Meera Investments Limited,
RE: TAX AUDIT FOR THE YEARS 1996 TO 2003.
|Tax Head||Principal Tax||Penalty||Total|
Please arrange to pay the outstanding tax liability to avoid accumulation of interest.
COMMISSIONER DOMESTIC TAXES DEPARTMENT
Remit payment at once to avoid accumulation of interest”.
In this particular case, there are two statutory bodies, namely the Commissioner General and the Investment Authority each purporting to have exercised their functions. In my view, it would be unjust for either or both to impose their will without the victim seeking a judicial remedy within reasonable time. Secondly, the requirement of a statutory notice would unreasonably delay the receipt of Uganda revenues from reaching into the Consolidated Fund expeditiously. In my opinion, this would not be in the nation’s interests. In any event, the reading of the statutes applicable show that the law permits the Commissioner General or his or her agent to sue expeditiously for taxes owed. Therefore, it my views that the respondent should also have the corresponding right to sue without hindrances
In my opinion, it would be just and proper that where liability for tax is in issue, the dispute should be disposed of quickly so that the uncertainty is eliminated at once and the country is accorded its rights at the earliest opportunity.
For the reasons I have given, ground 1 and 2 of this appeal ought to fail.

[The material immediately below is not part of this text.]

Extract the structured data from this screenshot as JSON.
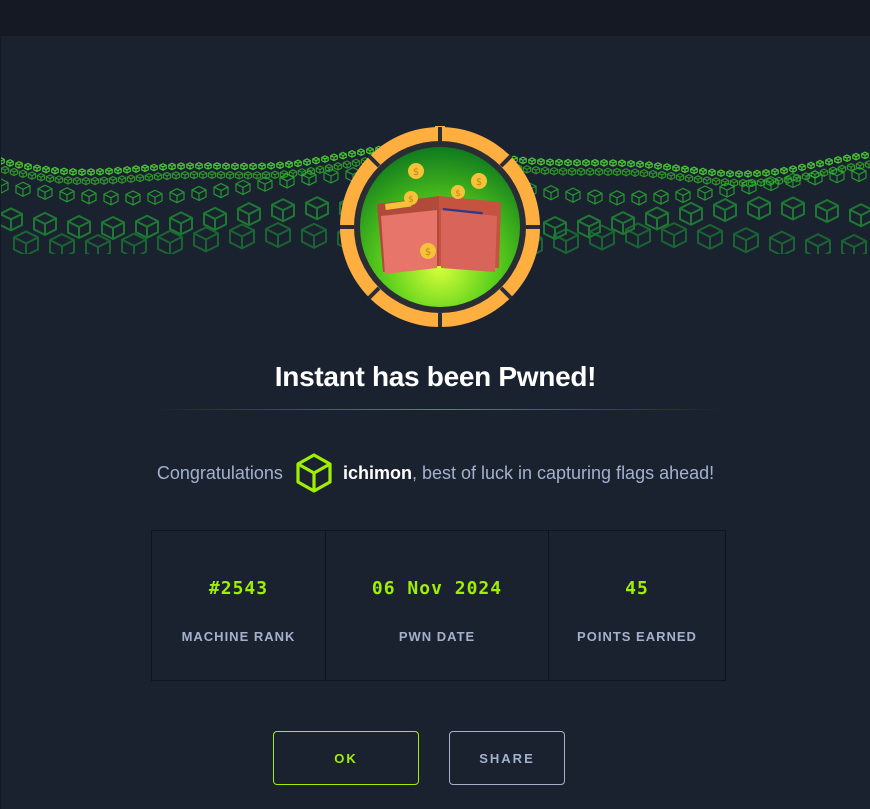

With regard to ground 3 of appeal, the matter is simple and straightforward. Having found that this case was not concerned with the mere assessment, demand and refusal to pay tax but with the interpretation of and relationship between the Uganda Revenue Authority Act and the Uganda Investment Act, the issue of the suit being premature does not arise. I therefore find no merit in this ground which accordingly ought to fail.
Lastly, on ground 4, I agree with the submissions of Dr. Byamuguisha that counsel for the respondent have not shown reasonable grounds for this Court to grant a certificate for two counsel either in this Court or those below. Moreover, in granting the certificate for two counsel, the Court of Appeal gave no reasons whatsoever. Consequently, in my opinion this ground ought to succeed and I would allow it.
All in all, however this appeal substantially fails.
Dated at Mengo this 20th day of January 2008
JUSTICE OF THE SUPREME COURT
THE REPUBLIC OF UGANDA
IN THE SUPREME COURT OF UGANDA
(CORAM: ODOKI, CJ, TSEKOOKO, MULENGA, KANYEIHAMBA, AND
CIVIL APPEAL NO. 16 OF 2007
MEERA INVESTMENT LTD :::::::::::::::::::::::::::::::::::::::::::::::::::RESPONDENT
JUDGMENT OF ODOKI, CJ
I have had the benefit of reading in draft the Judgment prepared by my learned brother Kanyeihamba JSC, and I agree with him that this appeal should substantively fail. I concur in the orders he has proposed.
As the other members of the court also agree, this appeal is dismissed. There will be orders in the terms proposed by Kanyeihamba, JSC.
Dated at Mengo this 20th day of January 2009.
B J Odoki
THE REPUBLIC OF UGANDA
CIVIL APPEAL NO. 22 OF 2007
COMMISSIONER GENERAL ::::::::::::::::::::::::::::::::::::::::::::::: APPELLANT
MEERA INVESTMENTS LTD ::::::::::::::::::::::::::::::::::::::::::: RESPONDENT
A comment on grounds 1 and 2 which are formulated as follows:
It therefore follows that there is no need to serve a notice of intention to sue before instituting a suit against the Commissioner General.
The two grounds must fail.
Although I agree that ground four must succeed, I would dismiss this appeal.
Delivered at Mengo this 20th day of January 2008.
JUSTICE OF SUPREME COURT.
IN THE SUPREME COURT OF UGANDA
UGANDA REVENUE AUTHORITY ……………………..APPELLANT
MEERA INVESTMENT …………………………………RESPONDENT
[An appeal from the decision of the Court of Appeal at Kampala (Mukasa-Kikonyongo, DCJ, Okello, and Twinomunjuni, J.J.A) dated 15th October 2007 in Civil Appeal No. 3 of 2007]
JUDGMENT OF MULENGA JSC.
DATED at Mengo this 20th day of January 2009.
Justice of Supreme Court
IN THE SUPREME COURT OF UGANDA
(CORAM: Odoki, CJ; Tsekooko, Mulenga, Kanyeihamba and Katureebe, JJ.SC).
B E T W E E N
UGANDA REVENUE AUTHORITY : : : : : APPELLANT
MEERA INVESTMENTS LTD : : : : : : RESPONDENT
JUDGMENT OF KATUREEBE, JSC.
I also agree that the respondent should get of costs here and in the two Courts below for one counsel.
Dated at Mengo this 20th day of January 2008.
Bart M. Katureebe
Justice of the Supreme Court